In the video, Maradona, whose fans literally worship him, tours his living room while displaying various photos and memorabilia.
Besides the usual family portraits, Maradona, who can be heard panting and slurring his words, proudly points to those taken with the two political leaders who gave Latin America some of its most repressive governments in history: Hugo Chávez and Fidel Castro.
Maradona has never hidden his political inclinations. He publicly backed Nicolás Maduro in Venezuela, ardently defends the Cuban dictatorship, and even became friends with the late Libyan despot Muammar Gaddafi.
He begins by showing off a framed letter that Castro sent him earlier this year to debunk rumors of his death. The next stop is a photograph in which Maradona is standing next to, in his words, “the greatest man” (Castro) and “his best disciple” (Chávez).
After the family section, yet another photograph of Castro and Maradona crowns his state-of-the-art media room, equipped with a large-flat screen, a powerful stereo, and a well-lit swimming pool. It’s a bizarre mix that could perhaps mirror Castro’s lifestyle, but certainly not that of the average Cuban.
The tour ends with another letter that Argentinean President Cristina Kirchner sent him when Don Diego, his father, died in June. “I framed it, because to me, she is my president,” he mumbles.
Siding with Power
When it comes to the internal politics of Argentina, Diego has shown more flexibility, posing for pictures with every president regardless of the ruling party. In recent years, he became a fervent admirer of Cristina Kirchner, going as far as to upload a video in July supporting the Front for Victory candidate for governor of Buenos Aires in the upcoming elections.
The winner of the 1986 World Cup has not been without criticism, especially for enjoying such a lavish lifestyle while claiming to support populist regimes.
Last year, after Maradona expressed his support for Maduro, Catherine Fulop, the Venezuelan-born actress and Argentinean TV host could no longer hold back: “You’re one of those who talks about the left and dines with the right, with your SUVs and your women here and there.”
Contrary to popular opinion, Maradona’s taste for luxury is not inconsistent with the ideas he claims to espouse. Who came up with the absurd idea that supporters of populist and interventionist governments are best represented by a humble and discreet way of life? It’s quite the opposite.
Opulence has marked Maradona’s career, as it has Chávez’s and Castro’s. But unlike his politico pals, “El Diego” did not amass his fortune through corruption and plunder. Nevertheless, as a public figure, he has legitimized their corruption by cozying up to these men, and played cover for their human-rights abuses.
Maradona, who sports a Che Guevara tattoo on his left arm and one of Fidel Castro on his left calf, has never shied away from rubbing shoulders with authoritarian rulers, such as the Dubai monarchy.
Instead of using his cult-like celebrity status to denounce these oppressors, Diego attends their cocktail parties.

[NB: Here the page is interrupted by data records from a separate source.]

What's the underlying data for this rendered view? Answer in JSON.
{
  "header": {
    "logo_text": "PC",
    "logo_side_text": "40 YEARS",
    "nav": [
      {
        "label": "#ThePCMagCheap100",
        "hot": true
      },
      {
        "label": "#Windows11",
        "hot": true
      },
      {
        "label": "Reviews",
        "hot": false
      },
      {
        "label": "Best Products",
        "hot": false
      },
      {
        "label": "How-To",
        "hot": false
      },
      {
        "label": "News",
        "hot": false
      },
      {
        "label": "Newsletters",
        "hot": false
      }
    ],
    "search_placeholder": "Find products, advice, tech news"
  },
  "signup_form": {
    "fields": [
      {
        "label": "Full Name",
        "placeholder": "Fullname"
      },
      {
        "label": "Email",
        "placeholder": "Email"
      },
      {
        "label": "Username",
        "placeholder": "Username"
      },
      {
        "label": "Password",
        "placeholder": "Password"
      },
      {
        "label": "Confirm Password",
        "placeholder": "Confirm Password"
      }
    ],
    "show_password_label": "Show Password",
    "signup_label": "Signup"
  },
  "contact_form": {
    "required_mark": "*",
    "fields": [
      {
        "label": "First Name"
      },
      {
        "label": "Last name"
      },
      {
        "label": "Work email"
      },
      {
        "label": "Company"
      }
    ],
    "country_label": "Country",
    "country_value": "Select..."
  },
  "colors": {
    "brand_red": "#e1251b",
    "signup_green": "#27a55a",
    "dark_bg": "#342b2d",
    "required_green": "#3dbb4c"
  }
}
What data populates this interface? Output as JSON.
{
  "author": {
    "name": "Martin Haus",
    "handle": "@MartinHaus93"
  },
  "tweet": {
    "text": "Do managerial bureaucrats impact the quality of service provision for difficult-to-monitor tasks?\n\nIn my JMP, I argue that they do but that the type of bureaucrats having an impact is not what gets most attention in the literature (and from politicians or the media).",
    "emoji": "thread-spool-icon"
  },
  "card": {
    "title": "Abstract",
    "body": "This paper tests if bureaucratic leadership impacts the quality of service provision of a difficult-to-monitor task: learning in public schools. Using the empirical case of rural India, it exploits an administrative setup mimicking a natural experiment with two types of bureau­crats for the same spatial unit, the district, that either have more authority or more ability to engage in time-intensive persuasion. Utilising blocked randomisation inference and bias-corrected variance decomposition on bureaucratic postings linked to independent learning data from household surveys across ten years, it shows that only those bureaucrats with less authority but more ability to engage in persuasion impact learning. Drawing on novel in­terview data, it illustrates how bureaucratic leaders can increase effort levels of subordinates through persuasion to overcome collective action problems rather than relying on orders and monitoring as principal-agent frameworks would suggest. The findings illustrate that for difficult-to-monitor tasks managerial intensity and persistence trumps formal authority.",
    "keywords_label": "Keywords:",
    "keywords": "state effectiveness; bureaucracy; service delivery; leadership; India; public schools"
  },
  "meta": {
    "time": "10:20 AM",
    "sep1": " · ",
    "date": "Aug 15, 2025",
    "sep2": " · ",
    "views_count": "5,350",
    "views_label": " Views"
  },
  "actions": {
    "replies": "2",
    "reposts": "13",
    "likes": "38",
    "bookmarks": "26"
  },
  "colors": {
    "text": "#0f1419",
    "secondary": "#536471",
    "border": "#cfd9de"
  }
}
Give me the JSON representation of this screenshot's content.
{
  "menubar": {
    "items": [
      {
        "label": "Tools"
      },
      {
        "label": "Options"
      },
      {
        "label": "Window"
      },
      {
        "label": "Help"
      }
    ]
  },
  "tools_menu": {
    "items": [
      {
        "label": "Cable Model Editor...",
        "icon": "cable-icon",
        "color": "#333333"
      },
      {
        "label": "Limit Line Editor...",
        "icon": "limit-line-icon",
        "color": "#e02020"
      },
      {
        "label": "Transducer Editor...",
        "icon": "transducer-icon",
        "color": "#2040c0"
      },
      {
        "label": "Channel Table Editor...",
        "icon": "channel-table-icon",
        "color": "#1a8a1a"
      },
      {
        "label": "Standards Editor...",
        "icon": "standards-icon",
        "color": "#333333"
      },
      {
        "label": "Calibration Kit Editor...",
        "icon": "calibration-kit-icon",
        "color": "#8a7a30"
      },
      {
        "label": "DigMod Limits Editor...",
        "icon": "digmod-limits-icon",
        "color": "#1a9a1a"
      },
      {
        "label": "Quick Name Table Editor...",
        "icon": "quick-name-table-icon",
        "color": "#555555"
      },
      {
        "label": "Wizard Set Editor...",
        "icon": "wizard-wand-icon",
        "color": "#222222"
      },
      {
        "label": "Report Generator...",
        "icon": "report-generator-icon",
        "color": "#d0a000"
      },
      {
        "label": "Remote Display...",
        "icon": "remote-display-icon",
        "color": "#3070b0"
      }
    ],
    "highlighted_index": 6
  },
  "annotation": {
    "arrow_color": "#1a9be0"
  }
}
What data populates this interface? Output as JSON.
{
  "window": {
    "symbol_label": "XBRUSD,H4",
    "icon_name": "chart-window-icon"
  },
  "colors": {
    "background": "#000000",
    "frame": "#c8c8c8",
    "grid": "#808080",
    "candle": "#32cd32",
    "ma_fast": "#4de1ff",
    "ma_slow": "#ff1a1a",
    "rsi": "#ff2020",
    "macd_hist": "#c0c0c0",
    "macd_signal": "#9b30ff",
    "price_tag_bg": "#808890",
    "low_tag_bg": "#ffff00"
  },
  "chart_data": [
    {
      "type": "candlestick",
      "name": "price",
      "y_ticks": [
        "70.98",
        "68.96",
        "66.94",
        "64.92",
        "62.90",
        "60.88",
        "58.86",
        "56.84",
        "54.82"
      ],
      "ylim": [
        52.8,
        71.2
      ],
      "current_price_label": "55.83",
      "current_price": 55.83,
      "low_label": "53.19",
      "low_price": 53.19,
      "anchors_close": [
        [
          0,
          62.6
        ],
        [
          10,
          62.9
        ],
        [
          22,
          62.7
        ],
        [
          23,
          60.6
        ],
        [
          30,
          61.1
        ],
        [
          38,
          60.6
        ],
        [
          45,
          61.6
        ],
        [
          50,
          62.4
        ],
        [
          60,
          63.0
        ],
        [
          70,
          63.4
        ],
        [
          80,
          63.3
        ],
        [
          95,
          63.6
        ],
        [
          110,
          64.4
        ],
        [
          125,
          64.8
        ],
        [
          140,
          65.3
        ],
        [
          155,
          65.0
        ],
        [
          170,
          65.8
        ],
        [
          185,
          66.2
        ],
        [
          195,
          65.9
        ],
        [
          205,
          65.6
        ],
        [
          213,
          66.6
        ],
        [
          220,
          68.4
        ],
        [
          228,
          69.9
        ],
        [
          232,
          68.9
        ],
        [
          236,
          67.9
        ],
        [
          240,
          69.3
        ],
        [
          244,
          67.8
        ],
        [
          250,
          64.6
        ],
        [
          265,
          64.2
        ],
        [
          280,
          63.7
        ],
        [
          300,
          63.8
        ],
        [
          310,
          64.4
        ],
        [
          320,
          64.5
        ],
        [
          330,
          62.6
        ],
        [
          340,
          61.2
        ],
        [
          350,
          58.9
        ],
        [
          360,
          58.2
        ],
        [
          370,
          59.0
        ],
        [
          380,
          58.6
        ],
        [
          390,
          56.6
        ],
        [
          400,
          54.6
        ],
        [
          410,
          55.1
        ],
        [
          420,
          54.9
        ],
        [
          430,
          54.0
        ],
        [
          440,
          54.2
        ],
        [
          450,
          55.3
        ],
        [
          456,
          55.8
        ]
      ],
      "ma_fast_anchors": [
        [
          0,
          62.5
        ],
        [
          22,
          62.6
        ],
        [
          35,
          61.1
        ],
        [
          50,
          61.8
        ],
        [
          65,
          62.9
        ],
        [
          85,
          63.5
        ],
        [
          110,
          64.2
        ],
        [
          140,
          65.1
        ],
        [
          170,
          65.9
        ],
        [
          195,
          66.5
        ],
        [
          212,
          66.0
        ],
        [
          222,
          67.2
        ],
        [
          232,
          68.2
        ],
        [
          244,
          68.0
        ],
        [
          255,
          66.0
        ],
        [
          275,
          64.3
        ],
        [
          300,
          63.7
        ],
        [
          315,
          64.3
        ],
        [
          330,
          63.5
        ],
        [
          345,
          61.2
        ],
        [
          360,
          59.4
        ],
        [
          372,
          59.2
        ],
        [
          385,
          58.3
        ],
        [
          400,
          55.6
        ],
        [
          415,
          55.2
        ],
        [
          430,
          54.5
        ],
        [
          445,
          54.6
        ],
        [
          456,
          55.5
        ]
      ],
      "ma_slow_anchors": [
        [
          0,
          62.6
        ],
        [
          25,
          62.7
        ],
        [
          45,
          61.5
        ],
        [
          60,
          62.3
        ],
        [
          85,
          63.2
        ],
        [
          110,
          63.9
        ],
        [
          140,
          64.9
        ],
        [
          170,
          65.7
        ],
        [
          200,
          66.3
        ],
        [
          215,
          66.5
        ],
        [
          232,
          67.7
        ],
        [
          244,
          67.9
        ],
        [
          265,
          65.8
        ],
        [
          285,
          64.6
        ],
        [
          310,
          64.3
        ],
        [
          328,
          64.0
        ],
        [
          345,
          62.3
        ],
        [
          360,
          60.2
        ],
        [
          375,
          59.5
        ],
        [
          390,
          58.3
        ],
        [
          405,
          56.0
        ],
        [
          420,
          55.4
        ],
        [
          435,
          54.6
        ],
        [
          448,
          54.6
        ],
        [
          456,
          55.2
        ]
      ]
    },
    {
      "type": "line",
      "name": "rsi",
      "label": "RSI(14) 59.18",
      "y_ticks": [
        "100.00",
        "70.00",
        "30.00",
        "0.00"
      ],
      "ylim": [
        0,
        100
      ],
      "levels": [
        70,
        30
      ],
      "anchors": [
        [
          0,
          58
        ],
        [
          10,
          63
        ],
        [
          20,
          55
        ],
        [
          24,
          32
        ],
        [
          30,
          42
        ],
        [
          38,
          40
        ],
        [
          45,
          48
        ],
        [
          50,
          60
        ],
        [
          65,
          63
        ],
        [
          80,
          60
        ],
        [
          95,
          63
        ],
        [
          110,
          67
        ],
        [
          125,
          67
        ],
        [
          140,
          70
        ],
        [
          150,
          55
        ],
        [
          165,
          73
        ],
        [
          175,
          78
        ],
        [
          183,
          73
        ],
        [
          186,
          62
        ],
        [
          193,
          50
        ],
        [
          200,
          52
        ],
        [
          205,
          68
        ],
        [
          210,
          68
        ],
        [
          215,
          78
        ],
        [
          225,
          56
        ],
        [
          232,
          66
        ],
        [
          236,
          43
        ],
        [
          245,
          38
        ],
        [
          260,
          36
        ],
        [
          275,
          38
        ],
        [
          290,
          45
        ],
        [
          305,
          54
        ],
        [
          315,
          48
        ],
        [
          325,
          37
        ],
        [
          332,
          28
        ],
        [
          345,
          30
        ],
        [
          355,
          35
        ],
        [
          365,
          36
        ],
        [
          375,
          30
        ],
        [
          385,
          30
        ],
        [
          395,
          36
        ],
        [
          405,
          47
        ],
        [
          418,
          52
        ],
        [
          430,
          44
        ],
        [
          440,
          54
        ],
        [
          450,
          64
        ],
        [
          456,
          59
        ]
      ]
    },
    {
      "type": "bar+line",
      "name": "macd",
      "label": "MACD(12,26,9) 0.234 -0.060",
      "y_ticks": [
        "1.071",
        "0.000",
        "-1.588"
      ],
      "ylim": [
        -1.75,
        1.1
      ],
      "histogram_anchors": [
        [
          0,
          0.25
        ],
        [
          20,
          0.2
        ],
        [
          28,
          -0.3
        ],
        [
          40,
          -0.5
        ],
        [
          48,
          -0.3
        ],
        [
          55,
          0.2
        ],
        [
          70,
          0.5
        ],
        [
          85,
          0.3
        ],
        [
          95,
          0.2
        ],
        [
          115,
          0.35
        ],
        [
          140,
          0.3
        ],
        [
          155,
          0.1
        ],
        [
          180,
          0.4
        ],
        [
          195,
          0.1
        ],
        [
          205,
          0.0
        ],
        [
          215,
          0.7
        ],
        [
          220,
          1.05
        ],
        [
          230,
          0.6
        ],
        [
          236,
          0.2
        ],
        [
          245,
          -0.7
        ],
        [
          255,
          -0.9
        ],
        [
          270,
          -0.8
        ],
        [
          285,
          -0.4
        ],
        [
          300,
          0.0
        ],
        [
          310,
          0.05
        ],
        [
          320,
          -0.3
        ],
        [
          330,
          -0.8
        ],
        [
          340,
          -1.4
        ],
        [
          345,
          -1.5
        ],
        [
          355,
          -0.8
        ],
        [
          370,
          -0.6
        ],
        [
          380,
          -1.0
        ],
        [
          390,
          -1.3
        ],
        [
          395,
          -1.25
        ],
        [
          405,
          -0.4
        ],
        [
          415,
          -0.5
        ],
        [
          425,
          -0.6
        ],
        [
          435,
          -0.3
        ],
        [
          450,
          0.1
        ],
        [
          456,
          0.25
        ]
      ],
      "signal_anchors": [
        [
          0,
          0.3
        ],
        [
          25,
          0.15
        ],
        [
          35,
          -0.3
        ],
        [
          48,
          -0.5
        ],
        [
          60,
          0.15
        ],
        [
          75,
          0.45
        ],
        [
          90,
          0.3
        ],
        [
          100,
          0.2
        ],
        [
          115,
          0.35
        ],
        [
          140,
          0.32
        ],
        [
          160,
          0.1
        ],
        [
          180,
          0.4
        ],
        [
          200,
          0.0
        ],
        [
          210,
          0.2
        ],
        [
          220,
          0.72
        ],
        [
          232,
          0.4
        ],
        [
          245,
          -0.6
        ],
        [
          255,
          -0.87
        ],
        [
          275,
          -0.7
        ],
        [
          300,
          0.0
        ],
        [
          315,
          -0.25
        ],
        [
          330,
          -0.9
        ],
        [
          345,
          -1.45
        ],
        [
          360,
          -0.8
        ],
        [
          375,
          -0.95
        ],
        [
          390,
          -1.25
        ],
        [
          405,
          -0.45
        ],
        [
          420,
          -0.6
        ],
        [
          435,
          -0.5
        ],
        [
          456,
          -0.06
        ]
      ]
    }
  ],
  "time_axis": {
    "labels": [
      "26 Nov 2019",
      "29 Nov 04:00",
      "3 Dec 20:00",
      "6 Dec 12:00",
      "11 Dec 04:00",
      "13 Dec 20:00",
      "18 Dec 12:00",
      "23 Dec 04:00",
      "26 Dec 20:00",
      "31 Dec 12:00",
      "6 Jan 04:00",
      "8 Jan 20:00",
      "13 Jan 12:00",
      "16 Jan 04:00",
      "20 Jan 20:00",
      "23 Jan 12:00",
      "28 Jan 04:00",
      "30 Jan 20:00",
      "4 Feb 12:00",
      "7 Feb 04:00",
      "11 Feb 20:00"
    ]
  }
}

In early 2000, Maradona took a prolonged trip to Cuba to rehabilitate from his drug addiction. Instead of opting for the same hospitals available to ordinary Cubans, as any true believer of the Cuban revolution would, he chose an exclusive clinic open only to “foreigners” with US dollars, where he even had cocaine delivered to him.
It’s also no coincidence that Maradona chose to move to Dubai.
The flashy emirate fulfills the two basic tenets of the Maradonian ideology: a big, powerful government and luxury. This is where Maradona feels at home, away from the everyday pressures of the soccer pitch, using his public image to legitimize the worst governments of the world.